Volume 7, Issue 2 (February 2010)
Importance of Residual Stresses and Surface Roughness regarding Fatigue of Titanium Forgings
This paper presents the results of a long-term research program aimed at developing qualitative and quantitative design guidelines for the use of mechanical surface treatments designed to improve the fatigue life of structural components. High cycle fatigue tests were performed on planar four-point bending specimens derived from Ti-6Al-4V pancake forgings with a mill-annealed microstructure. The high cycle fatigue behavior of specimens with different surface conditions (as-forged and machined) in both an unpeened and a shot peened state was compared. In order to assess the fatigue failure mechanisms, detailed investigations of the surface layers were carried out. The as-forged surface state exhibits a stress distribution with significant compressive stresses near the surface, resulting in equilibrium tensile stresses in the depth. When the tensile stresses were exposed by machining a bordering surface, a distinct decrease in the fatigue strength was observed. In such cases, a shot peening treatment was shown to improve the fatigue strength.
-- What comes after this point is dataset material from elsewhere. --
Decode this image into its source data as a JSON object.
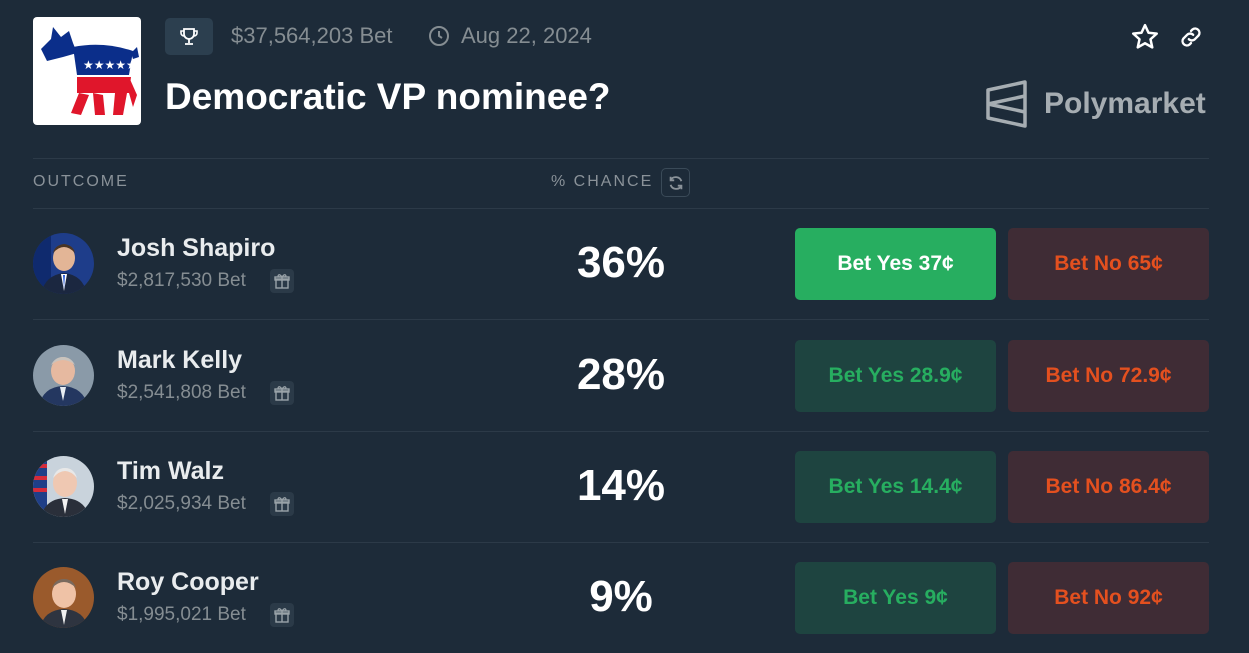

Square edges lead to a decrease in the fatigue strength, which could be aggravated by shot peening.